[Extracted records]
****
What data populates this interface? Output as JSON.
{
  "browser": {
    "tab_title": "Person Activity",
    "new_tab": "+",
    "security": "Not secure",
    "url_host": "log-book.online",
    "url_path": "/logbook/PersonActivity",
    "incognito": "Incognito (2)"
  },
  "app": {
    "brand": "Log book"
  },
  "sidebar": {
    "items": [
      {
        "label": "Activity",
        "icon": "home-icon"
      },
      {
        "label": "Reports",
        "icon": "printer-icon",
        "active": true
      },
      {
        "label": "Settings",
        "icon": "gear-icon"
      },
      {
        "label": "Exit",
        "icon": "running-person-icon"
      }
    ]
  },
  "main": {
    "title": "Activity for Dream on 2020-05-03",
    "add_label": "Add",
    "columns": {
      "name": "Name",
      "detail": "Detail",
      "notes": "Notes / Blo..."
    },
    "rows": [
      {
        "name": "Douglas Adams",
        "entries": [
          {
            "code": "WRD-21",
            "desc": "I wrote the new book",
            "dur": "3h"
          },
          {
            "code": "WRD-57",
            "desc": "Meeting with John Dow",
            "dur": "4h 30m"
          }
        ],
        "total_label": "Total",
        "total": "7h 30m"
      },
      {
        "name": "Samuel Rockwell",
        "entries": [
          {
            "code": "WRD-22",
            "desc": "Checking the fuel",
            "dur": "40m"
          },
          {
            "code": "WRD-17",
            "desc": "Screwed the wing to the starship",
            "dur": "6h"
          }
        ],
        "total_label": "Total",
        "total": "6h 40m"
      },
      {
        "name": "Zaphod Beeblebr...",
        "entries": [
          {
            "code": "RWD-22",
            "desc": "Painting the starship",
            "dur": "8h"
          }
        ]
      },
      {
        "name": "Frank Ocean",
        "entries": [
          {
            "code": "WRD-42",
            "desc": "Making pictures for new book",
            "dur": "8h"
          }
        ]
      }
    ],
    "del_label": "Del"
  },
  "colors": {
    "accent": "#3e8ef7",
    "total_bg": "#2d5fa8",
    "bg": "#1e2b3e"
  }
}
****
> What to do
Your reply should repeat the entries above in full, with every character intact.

> Answer space
What data populates this interface? Output as JSON.
{
  "browser": {
    "tab_title": "Person Activity",
    "new_tab": "+",
    "security": "Not secure",
    "url_host": "log-book.online",
    "url_path": "/logbook/PersonActivity",
    "incognito": "Incognito (2)"
  },
  "app": {
    "brand": "Log book"
  },
  "sidebar": {
    "items": [
      {
        "label": "Activity",
        "icon": "home-icon"
      },
      {
        "label": "Reports",
        "icon": "printer-icon",
        "active": true
      },
      {
        "label": "Settings",
        "icon": "gear-icon"
      },
      {
        "label": "Exit",
        "icon": "running-person-icon"
      }
    ]
  },
  "main": {
    "title": "Activity for Dream on 2020-05-03",
    "add_label": "Add",
    "columns": {
      "name": "Name",
      "detail": "Detail",
      "notes": "Notes / Blo..."
    },
    "rows": [
      {
        "name": "Douglas Adams",
        "entries": [
          {
            "code": "WRD-21",
            "desc": "I wrote the new book",
            "dur": "3h"
          },
          {
            "code": "WRD-57",
            "desc": "Meeting with John Dow",
            "dur": "4h 30m"
          }
        ],
        "total_label": "Total",
        "total": "7h 30m"
      },
      {
        "name": "Samuel Rockwell",
        "entries": [
          {
            "code": "WRD-22",
            "desc": "Checking the fuel",
            "dur": "40m"
          },
          {
            "code": "WRD-17",
            "desc": "Screwed the wing to the starship",
            "dur": "6h"
          }
        ],
        "total_label": "Total",
        "total": "6h 40m"
      },
      {
        "name": "Zaphod Beeblebr...",
        "entries": [
          {
            "code": "RWD-22",
            "desc": "Painting the starship",
            "dur": "8h"
          }
        ]
      },
      {
        "name": "Frank Ocean",
        "entries": [
          {
            "code": "WRD-42",
            "desc": "Making pictures for new book",
            "dur": "8h"
          }
        ]
      }
    ],
    "del_label": "Del"
  },
  "colors": {
    "accent": "#3e8ef7",
    "total_bg": "#2d5fa8",
    "bg": "#1e2b3e"
  }
}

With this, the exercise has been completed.